Problem to solve: Copy the data precisely, keeping every character.

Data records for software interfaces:
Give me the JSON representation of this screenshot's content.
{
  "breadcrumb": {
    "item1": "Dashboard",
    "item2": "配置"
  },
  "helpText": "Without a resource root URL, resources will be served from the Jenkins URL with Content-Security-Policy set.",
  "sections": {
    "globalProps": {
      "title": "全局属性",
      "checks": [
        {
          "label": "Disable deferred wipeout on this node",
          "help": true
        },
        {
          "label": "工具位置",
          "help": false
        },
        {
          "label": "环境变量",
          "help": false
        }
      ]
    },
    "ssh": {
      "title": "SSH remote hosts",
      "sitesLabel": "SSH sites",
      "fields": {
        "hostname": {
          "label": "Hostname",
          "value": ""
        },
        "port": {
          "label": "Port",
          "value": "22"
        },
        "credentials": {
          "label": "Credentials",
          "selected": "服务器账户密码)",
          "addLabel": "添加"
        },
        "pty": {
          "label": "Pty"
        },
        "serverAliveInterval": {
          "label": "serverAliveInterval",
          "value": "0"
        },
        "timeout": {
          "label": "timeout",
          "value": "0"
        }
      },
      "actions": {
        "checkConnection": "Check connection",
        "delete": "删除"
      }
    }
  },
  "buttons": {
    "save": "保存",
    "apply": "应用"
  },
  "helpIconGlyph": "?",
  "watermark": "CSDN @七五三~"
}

Solution below:
Give me the JSON representation of this screenshot's content.
{
  "breadcrumb": {
    "item1": "Dashboard",
    "item2": "配置"
  },
  "helpText": "Without a resource root URL, resources will be served from the Jenkins URL with Content-Security-Policy set.",
  "sections": {
    "globalProps": {
      "title": "全局属性",
      "checks": [
        {
          "label": "Disable deferred wipeout on this node",
          "help": true
        },
        {
          "label": "工具位置",
          "help": false
        },
        {
          "label": "环境变量",
          "help": false
        }
      ]
    },
    "ssh": {
      "title": "SSH remote hosts",
      "sitesLabel": "SSH sites",
      "fields": {
        "hostname": {
          "label": "Hostname",
          "value": ""
        },
        "port": {
          "label": "Port",
          "value": "22"
        },
        "credentials": {
          "label": "Credentials",
          "selected": "服务器账户密码)",
          "addLabel": "添加"
        },
        "pty": {
          "label": "Pty"
        },
        "serverAliveInterval": {
          "label": "serverAliveInterval",
          "value": "0"
        },
        "timeout": {
          "label": "timeout",
          "value": "0"
        }
      },
      "actions": {
        "checkConnection": "Check connection",
        "delete": "删除"
      }
    }
  },
  "buttons": {
    "save": "保存",
    "apply": "应用"
  },
  "helpIconGlyph": "?",
  "watermark": "CSDN @七五三~"
}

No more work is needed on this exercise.